Thank you people at Grayling who’ve invited us for the second year running. We got our stuff, “redeemed” our freebies, and fled unscathed.

By today, the people manning the booths would’ve also been seasoned enough to deal with the questions and purchases, so that should be a big plus if you’ve decided to head down for a bargain.

There’s one thing I really cannot tahan besides the crowds though – and that’s the massive use (and wastage) of paper from printed fliers. You could end up going home with a stack of paper two feet high if you took every flier on offer, or that was pushed into your face.

Do you have to ask your kids’ permission to use your iPad?

Like many other parents, we sometimes have difficulty prying our son’s grubby hands off the iPad. Ever since the first version was released, Kai has taken to it like a true iOS native.

He now thinks that every screen is a multi-touch screen, and has been seen trying to swipe shopping malls’ electronic directories to change pages.

I was thinking of how to summarise what we use our iPad(s) for, now that the iPad2 comes with a camera (and I was treated to some of the many amazing things it could do) – but really, it all comes down to what Kai does with it:

1. Angry Birds
2. Talking Gina
3. Talking Tom
4. iDP FREE
5. Cat Piano Jr
6. iBooks
7. YouTube
8. Videos
9. KidsSongs

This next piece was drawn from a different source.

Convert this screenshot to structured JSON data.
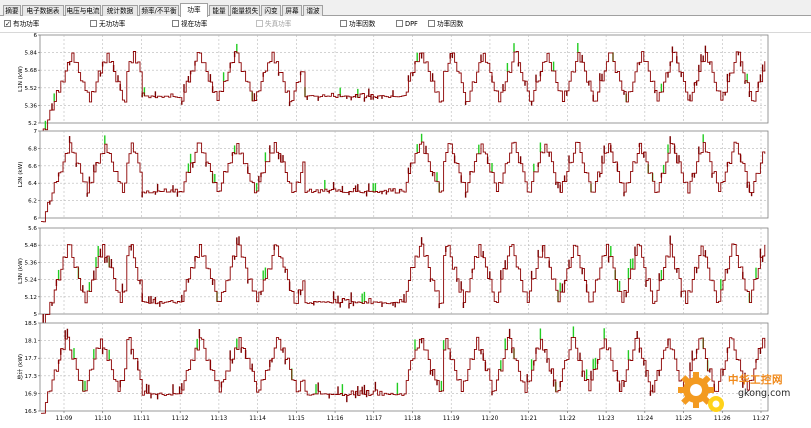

When we got our car last year, we thought about decking it out with the latest in Audio-Visual entertainment, you know, like an in-headrest DVD player with tv tuner – the works, basically. And we were astonished at the price.

So last year, when iPad1 was released, we said to ourselves, “buying two 3G iPads and holsters for the headrest is cheaper than buying an in-car DVD player!”, and went out and did just that.

Kai has never looked back since (cos as long as we put the iPad in the headrest holder, he’s looking forward), and enjoys long car rides watching his favourite Disney movies, Sesame Street YouTube playlists, his favourite music videos on an iTunes playlist, or simply practice his numbers one to twenty something and letters A-Z on one of many many apps that we’ve downloaded for him.

In the other passenger seat, we’ve also put up an iPad holder so that Naomi can do her own stuff looking up maps to give me directions to where we’re going, or to check Twitter to see if anyone’s warning about some mall flooding. Nothing beats a backseat driver with real-time information and forecasts.

Now with the iPad2, Kai’s in-car entertainment can be interrupted by FaceTime calls while we’re on the move.

I don’t know how he feels about that.

Apple Corner

Anyone who’s been to the ToTT Store in Bukit Timah will know what a kitchen wonderland it is, chock full of appliances we can’t afford, plus an IKEA-style cafeteria that is suspiciously not as crowded as IKEA’s cafeteria.

We had been looking for an apple corer over the weekend, because one of our new projects required coring many apples at a go, and doing it the conventional way would mean at least half a dozen apples going bad before we finished a batch.

We called ToTT, and some friendly chap called Thud (but who spelled his name as “Thad”) very helpfully went around the 36,000sf store and found three types of corers in stock, and said to come down and take a look.

We did, found a Jamie Oliver Twist N Slide Apple Corer, and asked one of Thud’s colleagues for the other two types. They looked it up on their computer and said, “Sorry, it’s the only one”.

We said, “No, your colleague Thad said there were three!”

They said, “Thad? Oh. Thud. Wait, we call him and ask.”, and picked up the phone and said, “Hello? Thud? Gut one customer say you tell dem gut three kind of apple corner, but we cannut pine. Dut’s what we entered: APPLE CORNER. Don’t hub. OK, I look again”.

We bought the Jamie Oliver Twist N Slide in the end.

Jamie Oliver cornering an apple